India’s electric vehicle transition
Along the avenues for economic recovery and sustained growth after the COVID-19 pandemic dies down, paving the path with a transition to electric vehicles (EV) has immense potential for investment and rapid market growth. The 30 per cent EV transition in 2030 is likely to have a wide-ranging impact on the economy and we focus specifically on changes in oil import, value-addition, employment, impact on public finances, market size for EV components, and environmental gains from reduced local air pollutants and greenhouse gas (GHG) emissions.
We attempt at unpacking these issues by projecting the vehicle stock in 2030 in business-as- usual (BAU) and a scenario with 30 per cent EV penetration. In addition, we explore three different mobility paradigms – (i) high public transport, (ii) high private vehicle and (iii) high shared mobility to gauge the range of impact of mode-share coupled with 30 per cent EV sales in 2030 on the industry, economy and environment. Our key findings and recommendations are summarised as follows.
Electric mobility would support economic recovery
By our estimates, we project the vehicle stock (passenger + freight) to increase by nearly 2.7 times between the base year 2016 and the projected year 2030. We explored the consequences of 30 per cent EV sales (35 per cent in e-two-wheelers [e-2Ws] and e-three-wheelers [e-3Ws]; 30 per cent in electric buses [e-buses]; 25 per cent in electric taxis [e-taxis]; and 13 per cent in electric cars [e-cars]) in in contrast to a business-as-usual (BAU) scenario.
In contrast to a BAU, the gains from 30 per cent electric vehicle (EV) sales in 2030 are hard to miss. With the reduction in oil demand from the passenger road transport sector, India will save on crude oil imports worth INR 1,07,566 crore (USD 14.1 billion). Further, a 17 per cent decrease in particulate matter and NOx emissions, 18 per cent reduction in CO emissions, and 4 per cent reduction in GHG emissions relative to BAU can be expected. In addition to aligning with India’s goals to reduce its oil imports and strengthening its forex reserves, the EV ecosystem presents a market size of INR 2,12,456 crore (USD 27.8 billion) for batteries, powertrains, and charging infrastructure in 2030. Under the right policy environment, supply-chain for EV manufacturing presents an attractive opportunity for future investments providing a much-needed stimulus to the economy. However, any major technological transition is fraught with losses and trade-offs.

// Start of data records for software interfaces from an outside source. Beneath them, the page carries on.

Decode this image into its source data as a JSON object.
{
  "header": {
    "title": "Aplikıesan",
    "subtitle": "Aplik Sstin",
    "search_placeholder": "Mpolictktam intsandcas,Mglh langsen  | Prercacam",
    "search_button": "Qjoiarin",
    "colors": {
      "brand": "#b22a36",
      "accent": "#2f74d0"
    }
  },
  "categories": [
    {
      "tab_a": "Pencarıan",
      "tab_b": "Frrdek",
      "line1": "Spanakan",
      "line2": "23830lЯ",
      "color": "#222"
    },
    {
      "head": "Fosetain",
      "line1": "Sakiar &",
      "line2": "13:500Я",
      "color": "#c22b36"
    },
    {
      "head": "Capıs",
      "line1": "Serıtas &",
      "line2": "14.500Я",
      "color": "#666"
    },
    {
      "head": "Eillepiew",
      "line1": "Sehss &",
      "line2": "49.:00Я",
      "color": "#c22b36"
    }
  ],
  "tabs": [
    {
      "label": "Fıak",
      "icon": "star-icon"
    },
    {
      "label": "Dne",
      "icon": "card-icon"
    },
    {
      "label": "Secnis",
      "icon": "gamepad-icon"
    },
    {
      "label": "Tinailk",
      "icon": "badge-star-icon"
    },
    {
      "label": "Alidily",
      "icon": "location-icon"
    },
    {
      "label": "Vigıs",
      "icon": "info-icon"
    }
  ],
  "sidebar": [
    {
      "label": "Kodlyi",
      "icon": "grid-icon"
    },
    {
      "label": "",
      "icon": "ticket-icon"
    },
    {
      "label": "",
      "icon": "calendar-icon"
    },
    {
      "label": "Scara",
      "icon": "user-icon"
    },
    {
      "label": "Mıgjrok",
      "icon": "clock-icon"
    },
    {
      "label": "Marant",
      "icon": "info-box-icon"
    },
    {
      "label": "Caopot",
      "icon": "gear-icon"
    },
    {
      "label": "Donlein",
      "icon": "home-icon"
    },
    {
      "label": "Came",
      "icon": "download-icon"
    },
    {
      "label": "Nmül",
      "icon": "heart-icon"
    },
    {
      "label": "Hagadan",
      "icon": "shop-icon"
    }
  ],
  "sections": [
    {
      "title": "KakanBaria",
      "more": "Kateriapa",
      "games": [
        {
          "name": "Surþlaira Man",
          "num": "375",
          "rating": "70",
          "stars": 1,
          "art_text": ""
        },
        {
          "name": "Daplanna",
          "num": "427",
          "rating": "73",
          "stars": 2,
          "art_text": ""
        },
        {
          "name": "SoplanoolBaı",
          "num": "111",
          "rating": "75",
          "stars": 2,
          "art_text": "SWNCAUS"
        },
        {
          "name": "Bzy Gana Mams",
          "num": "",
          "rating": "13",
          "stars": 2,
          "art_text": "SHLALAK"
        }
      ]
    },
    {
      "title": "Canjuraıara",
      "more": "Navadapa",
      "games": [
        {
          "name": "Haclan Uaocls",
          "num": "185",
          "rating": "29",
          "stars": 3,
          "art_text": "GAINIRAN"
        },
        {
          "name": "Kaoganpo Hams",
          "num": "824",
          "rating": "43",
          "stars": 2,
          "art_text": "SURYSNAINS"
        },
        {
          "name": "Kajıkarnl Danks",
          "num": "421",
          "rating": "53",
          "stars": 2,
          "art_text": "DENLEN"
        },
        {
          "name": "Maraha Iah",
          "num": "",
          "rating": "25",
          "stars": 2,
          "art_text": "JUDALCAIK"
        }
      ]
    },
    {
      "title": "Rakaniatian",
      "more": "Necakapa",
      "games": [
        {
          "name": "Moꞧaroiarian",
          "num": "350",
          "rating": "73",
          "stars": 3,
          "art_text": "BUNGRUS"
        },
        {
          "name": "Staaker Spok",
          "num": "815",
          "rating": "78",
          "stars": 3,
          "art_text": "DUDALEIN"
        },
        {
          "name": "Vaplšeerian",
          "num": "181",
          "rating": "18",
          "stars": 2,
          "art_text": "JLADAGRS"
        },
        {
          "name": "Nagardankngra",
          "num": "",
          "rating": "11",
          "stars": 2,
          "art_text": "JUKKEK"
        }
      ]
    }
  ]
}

When comparing direct jobs created in manufacturing and energy production activities in the EV sector, we find there are fewer jobs in a scenario with EVs – a reduction of 19 per cent jobs in the oil sector and ICE vehicle manufacturing combined. An EV transition plan must lay equal emphasis on new economic activities such as battery recycling (urban mining) and other services associated with electric mobility, for job creation. The central and state governments must wean away from their dependence on revenues linked to petroleum consumption, in order to limit perverse incentives that sustain policy support for ICE vehicles, and help accelerating EV adoption in India. As is evident form Figure ES1 and ES2, the gains from the transition to electric mobility overshadow potential losses.
Promoting public transport is essential while promoting electric mobility
Policy interventions and behavioural changes can drive changes in passenger transport mode-share and this in turn can impact energy consumption, air quality, congestion, and road safety. Therefore, we further explored EV penetration under various mobility paradigms. Our projections show that a 30 per cent EV sales in future combined with a higher share of public transport would lead to a 31 per cent reduction in oil imports (worth INR 2,16,043 crore (USD 28.3 billion) relative to a BAU scenario. This would result in a concomitant reduction of 36 per cent in carbon monoxide (CO) emissions, 28 per cent in nitrogen oxide (NOx) emissions, 29 per cent in particulate matter (PM) emissions, and 20 per cent in GHG emissions, in the same scenario. On the flip side, the purported benefits of electrifying passenger transport are overturned in case of high private vehicle ownership, which would lead to an overall increase of 5 per cent in energy consumption compared to the BAU scenario. Therefore, to realise the benefits of an EV transition, policymakers must focus on shaping the evolution of passenger transport mode-share. A majority of trips and passenger travel demand must be met by public transport and non-motorised transport options such as walking and cycling.
(The article has been authored by Abhinav Soman, Harsimran Kaur, Himani Jain, Karthik Ganesan)